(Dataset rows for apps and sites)
= Beginning of Section =
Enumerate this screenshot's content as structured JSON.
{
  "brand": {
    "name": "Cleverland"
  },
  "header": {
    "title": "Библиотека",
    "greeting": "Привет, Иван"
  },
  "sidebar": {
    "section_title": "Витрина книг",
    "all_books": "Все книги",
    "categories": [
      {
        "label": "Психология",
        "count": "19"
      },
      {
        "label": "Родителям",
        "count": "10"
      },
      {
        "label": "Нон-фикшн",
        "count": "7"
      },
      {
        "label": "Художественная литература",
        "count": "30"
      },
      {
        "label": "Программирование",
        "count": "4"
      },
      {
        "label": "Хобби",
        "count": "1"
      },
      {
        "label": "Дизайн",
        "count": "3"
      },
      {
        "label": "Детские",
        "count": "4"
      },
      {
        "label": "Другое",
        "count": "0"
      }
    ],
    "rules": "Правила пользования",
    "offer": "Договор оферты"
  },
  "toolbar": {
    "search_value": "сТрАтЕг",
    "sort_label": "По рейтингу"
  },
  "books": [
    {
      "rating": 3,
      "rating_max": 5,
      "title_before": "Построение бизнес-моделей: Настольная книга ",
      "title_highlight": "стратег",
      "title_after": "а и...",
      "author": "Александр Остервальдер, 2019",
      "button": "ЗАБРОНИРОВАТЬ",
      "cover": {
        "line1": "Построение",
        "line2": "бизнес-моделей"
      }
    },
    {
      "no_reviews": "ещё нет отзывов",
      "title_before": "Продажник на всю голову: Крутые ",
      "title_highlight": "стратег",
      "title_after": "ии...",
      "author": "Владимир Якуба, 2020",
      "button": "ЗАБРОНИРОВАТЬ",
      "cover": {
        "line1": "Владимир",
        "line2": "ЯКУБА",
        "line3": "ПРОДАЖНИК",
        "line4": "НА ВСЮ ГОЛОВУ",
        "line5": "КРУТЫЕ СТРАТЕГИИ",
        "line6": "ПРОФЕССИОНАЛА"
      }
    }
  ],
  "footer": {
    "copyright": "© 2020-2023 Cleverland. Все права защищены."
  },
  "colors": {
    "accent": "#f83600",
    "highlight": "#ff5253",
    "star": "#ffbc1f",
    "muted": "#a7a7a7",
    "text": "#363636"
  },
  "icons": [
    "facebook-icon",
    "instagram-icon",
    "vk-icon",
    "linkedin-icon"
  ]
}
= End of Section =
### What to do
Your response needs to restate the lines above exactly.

### Response
Enumerate this screenshot's content as structured JSON.
{
  "brand": {
    "name": "Cleverland"
  },
  "header": {
    "title": "Библиотека",
    "greeting": "Привет, Иван"
  },
  "sidebar": {
    "section_title": "Витрина книг",
    "all_books": "Все книги",
    "categories": [
      {
        "label": "Психология",
        "count": "19"
      },
      {
        "label": "Родителям",
        "count": "10"
      },
      {
        "label": "Нон-фикшн",
        "count": "7"
      },
      {
        "label": "Художественная литература",
        "count": "30"
      },
      {
        "label": "Программирование",
        "count": "4"
      },
      {
        "label": "Хобби",
        "count": "1"
      },
      {
        "label": "Дизайн",
        "count": "3"
      },
      {
        "label": "Детские",
        "count": "4"
      },
      {
        "label": "Другое",
        "count": "0"
      }
    ],
    "rules": "Правила пользования",
    "offer": "Договор оферты"
  },
  "toolbar": {
    "search_value": "сТрАтЕг",
    "sort_label": "По рейтингу"
  },
  "books": [
    {
      "rating": 3,
      "rating_max": 5,
      "title_before": "Построение бизнес-моделей: Настольная книга ",
      "title_highlight": "стратег",
      "title_after": "а и...",
      "author": "Александр Остервальдер, 2019",
      "button": "ЗАБРОНИРОВАТЬ",
      "cover": {
        "line1": "Построение",
        "line2": "бизнес-моделей"
      }
    },
    {
      "no_reviews": "ещё нет отзывов",
      "title_before": "Продажник на всю голову: Крутые ",
      "title_highlight": "стратег",
      "title_after": "ии...",
      "author": "Владимир Якуба, 2020",
      "button": "ЗАБРОНИРОВАТЬ",
      "cover": {
        "line1": "Владимир",
        "line2": "ЯКУБА",
        "line3": "ПРОДАЖНИК",
        "line4": "НА ВСЮ ГОЛОВУ",
        "line5": "КРУТЫЕ СТРАТЕГИИ",
        "line6": "ПРОФЕССИОНАЛА"
      }
    }
  ],
  "footer": {
    "copyright": "© 2020-2023 Cleverland. Все права защищены."
  },
  "colors": {
    "accent": "#f83600",
    "highlight": "#ff5253",
    "star": "#ffbc1f",
    "muted": "#a7a7a7",
    "text": "#363636"
  },
  "icons": [
    "facebook-icon",
    "instagram-icon",
    "vk-icon",
    "linkedin-icon"
  ]
}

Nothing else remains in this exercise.